Before my wife and I was dating, I very quickly noticed that she always invited the loners to join in the conversation. If she noticed someone we knew sitting alone she'd always extended an invitation to join or ask their opinion. u/Countertouristswin
He drove 2 hours on his birthday to pick me up when my mom abandoned me in a parking lot, brought me home and sat with me while my parents and I tried to talk things over. My stepfather started screaming obscenities at me for no real reason, he helped me pack everything I owned in his truck and I moved in that night. After dating for two months. It's been two years, and we got married last month. u/jcw10489

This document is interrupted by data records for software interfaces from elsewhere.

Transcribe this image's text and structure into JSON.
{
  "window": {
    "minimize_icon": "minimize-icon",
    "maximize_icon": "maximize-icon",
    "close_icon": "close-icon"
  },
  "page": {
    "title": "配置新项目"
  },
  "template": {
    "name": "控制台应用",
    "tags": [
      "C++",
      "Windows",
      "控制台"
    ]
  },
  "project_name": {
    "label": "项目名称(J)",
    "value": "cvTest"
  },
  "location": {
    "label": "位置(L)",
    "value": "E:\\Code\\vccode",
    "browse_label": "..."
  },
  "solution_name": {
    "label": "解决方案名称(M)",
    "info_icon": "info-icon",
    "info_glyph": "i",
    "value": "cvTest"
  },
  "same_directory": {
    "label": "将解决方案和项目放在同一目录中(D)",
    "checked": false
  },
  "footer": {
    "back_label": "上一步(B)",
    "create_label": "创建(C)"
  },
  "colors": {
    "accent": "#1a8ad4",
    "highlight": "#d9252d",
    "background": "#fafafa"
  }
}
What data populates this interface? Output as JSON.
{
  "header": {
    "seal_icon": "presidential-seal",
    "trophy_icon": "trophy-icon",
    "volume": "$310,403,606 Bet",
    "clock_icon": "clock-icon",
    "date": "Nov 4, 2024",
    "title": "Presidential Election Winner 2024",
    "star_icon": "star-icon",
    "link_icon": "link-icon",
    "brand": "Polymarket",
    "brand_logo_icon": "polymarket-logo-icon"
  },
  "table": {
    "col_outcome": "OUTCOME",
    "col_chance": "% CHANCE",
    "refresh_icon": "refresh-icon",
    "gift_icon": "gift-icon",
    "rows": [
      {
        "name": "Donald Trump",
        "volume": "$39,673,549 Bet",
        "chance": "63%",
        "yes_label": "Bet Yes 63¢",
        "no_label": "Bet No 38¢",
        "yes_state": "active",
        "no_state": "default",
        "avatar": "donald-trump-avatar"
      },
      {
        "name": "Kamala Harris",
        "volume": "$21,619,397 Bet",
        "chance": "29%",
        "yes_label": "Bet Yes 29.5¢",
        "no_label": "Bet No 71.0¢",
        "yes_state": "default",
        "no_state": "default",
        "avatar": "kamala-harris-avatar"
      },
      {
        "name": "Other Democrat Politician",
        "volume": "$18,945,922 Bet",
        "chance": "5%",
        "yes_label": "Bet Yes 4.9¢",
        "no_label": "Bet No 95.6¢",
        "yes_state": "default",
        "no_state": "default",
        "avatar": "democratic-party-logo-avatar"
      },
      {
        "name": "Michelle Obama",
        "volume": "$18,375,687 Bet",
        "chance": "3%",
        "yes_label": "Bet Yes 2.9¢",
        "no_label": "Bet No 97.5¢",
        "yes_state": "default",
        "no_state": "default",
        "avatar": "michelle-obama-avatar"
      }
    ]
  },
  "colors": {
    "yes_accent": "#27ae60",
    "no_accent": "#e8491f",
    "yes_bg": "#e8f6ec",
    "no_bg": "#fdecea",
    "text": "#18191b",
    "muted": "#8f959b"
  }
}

Before my first marriage, I often thought that maybe I should cancel the wedding... and the marriage didn't work out. I never had that thought going into my second marriage. Not one, single time.
That's a pretty hardcore green flag, right there. And obviously, potentially a red flag, too, if you're entertaining a fair amount of doubt prior to a wedding. - Reddit
It's the little things, really. Like he will always respond and pay attention to me when I called his name, even if it's for mundane stuff like me wanting to point out there's a snail on the pavement. -Reddit
My husband does the same, and I respond when he asks for my attention as well. This thing has actually been found to be not as little as we’d think. John Gottman’s relationship research discovered that newlyweds who were happily married 6 years after their study “turned towards” bids for connection 86% of the time, while those who had divorced by 6 years only did so 33% of the time. u/Kazaba
I have Crohn's disease and was always kinda shame to be with someone even if it was just for a night. When I start dating her, I thought I won the lottery, with zero fear of what she would think because she was always so good to me and supportive, even in the bathroom hahaha. Best girlfriend ever. u/Cigbraz
The first time we had sex I got my period and didn’t realize it until we were done and I went to the bathroom to pee. It wasn’t a ton of blood but I know it was enough to have gotten on him and the sheet. I walked out of the bathroom and he was standing in the doorway of the room and said something like, “is everything okay? Did you get your period or something?” And then we both smiled big and started cracking up and he was totally cool and sweet. The next morning he invited me to go sheet shopping with him because he “needed new ones anyway and wants me to like the ones he picks”. That was about 9 years ago. -Reddit